Note each line of the listing that contains the string "ИЗОЛЯЦИИ", and copy it.

**Listed entries**

○ ○ ○ ○

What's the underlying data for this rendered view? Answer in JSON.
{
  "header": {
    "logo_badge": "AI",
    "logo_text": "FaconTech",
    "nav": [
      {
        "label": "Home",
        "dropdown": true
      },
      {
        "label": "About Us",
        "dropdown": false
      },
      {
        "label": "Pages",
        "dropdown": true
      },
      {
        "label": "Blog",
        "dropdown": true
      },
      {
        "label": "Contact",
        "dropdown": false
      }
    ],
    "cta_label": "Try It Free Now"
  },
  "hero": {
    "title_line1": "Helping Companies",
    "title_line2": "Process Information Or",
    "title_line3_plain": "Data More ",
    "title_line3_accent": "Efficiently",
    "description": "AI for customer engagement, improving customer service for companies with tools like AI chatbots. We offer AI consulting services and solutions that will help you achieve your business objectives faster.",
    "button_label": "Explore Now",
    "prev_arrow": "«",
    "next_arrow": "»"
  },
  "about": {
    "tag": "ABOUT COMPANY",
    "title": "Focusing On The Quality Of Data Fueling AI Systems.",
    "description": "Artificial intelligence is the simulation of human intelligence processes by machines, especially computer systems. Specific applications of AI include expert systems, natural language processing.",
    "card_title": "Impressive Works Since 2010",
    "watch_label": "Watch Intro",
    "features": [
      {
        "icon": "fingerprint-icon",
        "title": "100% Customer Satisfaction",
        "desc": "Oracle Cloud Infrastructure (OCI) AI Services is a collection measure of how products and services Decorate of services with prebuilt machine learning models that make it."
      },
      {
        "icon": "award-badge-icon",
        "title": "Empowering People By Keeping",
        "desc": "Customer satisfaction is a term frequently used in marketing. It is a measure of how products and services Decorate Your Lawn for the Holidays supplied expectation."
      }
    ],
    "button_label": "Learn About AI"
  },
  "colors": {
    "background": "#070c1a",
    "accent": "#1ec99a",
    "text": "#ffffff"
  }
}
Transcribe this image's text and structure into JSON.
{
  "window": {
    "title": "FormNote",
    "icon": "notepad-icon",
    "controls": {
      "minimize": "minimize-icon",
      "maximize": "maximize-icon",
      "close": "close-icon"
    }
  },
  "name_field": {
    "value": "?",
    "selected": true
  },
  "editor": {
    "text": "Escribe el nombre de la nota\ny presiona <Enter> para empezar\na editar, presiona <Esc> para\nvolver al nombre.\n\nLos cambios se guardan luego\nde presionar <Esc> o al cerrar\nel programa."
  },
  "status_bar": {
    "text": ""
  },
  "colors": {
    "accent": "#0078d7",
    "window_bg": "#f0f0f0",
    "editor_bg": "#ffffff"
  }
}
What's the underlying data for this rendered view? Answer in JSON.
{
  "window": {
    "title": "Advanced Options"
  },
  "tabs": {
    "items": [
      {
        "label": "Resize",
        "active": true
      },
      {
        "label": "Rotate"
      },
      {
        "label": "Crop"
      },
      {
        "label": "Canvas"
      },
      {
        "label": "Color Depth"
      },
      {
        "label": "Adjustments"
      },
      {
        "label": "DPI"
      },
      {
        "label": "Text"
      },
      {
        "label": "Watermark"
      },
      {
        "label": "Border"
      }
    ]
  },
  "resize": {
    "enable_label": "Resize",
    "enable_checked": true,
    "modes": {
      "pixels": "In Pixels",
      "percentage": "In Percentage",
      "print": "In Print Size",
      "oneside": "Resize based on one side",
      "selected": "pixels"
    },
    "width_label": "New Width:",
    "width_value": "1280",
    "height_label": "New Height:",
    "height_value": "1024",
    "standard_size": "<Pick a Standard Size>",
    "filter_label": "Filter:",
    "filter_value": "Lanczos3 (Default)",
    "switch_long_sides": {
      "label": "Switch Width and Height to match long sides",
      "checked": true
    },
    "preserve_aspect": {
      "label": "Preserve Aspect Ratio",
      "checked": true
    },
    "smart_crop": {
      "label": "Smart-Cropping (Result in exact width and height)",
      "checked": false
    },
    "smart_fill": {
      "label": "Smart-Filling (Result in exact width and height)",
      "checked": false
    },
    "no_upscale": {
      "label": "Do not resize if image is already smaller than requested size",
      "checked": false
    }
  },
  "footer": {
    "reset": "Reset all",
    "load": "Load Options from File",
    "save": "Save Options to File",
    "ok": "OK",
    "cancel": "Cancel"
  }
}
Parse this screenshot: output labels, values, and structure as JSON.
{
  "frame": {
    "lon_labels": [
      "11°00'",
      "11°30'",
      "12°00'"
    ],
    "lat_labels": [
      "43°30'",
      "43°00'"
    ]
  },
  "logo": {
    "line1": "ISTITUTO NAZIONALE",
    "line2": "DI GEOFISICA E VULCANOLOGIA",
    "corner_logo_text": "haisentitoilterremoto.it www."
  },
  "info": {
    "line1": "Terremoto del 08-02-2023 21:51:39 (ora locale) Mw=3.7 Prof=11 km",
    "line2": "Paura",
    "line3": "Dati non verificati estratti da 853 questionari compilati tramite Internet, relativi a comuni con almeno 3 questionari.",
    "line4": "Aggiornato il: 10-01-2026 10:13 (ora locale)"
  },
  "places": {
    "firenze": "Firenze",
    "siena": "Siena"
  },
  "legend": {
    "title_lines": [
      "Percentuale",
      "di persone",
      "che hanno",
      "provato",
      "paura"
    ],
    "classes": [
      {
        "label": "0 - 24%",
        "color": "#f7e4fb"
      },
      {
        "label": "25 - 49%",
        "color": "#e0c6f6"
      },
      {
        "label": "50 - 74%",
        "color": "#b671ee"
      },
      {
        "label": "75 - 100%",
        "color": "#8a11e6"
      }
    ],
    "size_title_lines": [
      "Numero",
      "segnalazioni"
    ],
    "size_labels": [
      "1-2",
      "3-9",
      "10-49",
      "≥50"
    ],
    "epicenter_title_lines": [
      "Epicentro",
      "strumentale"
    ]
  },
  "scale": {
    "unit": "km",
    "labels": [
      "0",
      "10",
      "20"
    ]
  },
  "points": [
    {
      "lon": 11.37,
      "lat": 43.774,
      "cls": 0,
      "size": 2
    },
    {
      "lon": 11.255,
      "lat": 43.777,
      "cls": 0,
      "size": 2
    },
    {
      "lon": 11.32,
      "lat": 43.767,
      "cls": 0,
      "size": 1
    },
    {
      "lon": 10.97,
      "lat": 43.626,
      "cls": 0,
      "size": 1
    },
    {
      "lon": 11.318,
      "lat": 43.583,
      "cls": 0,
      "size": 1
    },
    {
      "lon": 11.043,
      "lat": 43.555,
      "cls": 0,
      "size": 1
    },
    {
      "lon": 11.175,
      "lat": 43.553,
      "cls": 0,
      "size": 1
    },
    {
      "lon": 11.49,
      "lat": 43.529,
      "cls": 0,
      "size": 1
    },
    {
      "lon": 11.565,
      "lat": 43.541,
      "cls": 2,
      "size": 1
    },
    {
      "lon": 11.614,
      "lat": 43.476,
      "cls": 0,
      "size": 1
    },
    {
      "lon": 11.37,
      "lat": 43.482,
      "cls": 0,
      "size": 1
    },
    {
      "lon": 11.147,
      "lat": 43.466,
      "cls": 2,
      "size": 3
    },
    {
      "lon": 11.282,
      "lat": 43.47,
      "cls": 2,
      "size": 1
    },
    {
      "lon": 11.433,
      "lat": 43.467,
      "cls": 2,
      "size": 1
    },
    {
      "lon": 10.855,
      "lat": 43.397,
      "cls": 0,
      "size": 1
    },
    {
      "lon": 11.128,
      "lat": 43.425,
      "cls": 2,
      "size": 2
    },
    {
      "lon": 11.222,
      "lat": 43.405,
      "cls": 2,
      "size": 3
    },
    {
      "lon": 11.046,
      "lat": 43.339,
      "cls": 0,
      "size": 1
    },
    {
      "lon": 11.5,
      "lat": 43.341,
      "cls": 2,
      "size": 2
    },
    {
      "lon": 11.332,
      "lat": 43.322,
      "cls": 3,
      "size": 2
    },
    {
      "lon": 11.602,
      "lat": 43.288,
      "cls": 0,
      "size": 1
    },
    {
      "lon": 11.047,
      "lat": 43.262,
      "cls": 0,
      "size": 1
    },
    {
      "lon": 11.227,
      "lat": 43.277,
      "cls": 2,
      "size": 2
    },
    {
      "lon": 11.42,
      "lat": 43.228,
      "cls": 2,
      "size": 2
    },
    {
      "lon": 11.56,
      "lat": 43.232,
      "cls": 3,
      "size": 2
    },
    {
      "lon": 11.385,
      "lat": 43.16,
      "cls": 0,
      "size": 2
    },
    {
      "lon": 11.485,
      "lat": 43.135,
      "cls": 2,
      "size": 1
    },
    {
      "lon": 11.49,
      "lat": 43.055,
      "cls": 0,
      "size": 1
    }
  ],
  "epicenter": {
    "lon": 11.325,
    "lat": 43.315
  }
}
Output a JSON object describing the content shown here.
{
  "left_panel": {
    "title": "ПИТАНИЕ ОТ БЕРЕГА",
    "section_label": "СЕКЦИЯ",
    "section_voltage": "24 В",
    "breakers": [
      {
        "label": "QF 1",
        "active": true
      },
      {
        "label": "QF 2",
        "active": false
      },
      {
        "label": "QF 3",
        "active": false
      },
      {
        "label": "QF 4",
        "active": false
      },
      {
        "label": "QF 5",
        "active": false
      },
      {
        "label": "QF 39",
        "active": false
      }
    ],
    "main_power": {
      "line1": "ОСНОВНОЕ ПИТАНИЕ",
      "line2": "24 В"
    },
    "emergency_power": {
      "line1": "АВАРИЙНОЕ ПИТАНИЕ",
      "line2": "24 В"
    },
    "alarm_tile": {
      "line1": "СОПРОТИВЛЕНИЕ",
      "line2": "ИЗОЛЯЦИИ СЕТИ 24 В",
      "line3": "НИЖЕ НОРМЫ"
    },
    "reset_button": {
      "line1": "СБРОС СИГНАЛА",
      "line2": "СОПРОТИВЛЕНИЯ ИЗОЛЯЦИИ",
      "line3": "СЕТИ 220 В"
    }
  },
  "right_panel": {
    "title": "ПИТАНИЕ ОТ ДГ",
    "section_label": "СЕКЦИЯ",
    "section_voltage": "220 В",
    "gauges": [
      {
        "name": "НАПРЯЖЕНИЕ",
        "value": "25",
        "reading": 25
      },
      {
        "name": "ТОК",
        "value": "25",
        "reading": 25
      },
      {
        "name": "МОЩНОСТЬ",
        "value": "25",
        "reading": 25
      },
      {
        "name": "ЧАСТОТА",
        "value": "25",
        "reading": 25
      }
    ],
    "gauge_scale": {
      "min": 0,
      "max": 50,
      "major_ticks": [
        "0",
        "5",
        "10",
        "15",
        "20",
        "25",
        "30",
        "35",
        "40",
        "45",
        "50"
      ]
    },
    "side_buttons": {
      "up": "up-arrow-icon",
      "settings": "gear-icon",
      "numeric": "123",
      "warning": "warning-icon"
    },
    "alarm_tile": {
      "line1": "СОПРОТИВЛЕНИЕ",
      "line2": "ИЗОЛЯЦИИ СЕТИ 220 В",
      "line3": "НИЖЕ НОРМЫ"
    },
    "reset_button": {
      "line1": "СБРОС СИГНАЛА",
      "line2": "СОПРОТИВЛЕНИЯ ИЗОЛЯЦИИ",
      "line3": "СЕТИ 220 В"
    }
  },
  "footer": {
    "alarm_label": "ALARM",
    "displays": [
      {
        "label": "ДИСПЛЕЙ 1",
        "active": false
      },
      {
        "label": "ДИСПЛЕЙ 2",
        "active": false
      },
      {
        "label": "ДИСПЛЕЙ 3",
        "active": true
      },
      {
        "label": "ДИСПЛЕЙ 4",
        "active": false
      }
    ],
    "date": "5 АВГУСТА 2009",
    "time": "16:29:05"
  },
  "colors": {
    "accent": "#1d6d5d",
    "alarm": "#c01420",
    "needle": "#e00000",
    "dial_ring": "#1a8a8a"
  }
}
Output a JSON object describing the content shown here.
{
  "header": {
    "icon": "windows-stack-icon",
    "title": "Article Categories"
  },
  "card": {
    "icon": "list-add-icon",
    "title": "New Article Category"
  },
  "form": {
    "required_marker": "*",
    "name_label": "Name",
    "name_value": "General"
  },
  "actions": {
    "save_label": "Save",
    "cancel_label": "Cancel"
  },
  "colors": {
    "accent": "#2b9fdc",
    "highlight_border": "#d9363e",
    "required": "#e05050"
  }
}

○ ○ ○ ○

**Result for this task**
      "line2": "ИЗОЛЯЦИИ СЕТИ 24 В",
      "line2": "СОПРОТИВЛЕНИЯ ИЗОЛЯЦИИ",
      "line2": "ИЗОЛЯЦИИ СЕТИ 220 В",
      "line2": "СОПРОТИВЛЕНИЯ ИЗОЛЯЦИИ",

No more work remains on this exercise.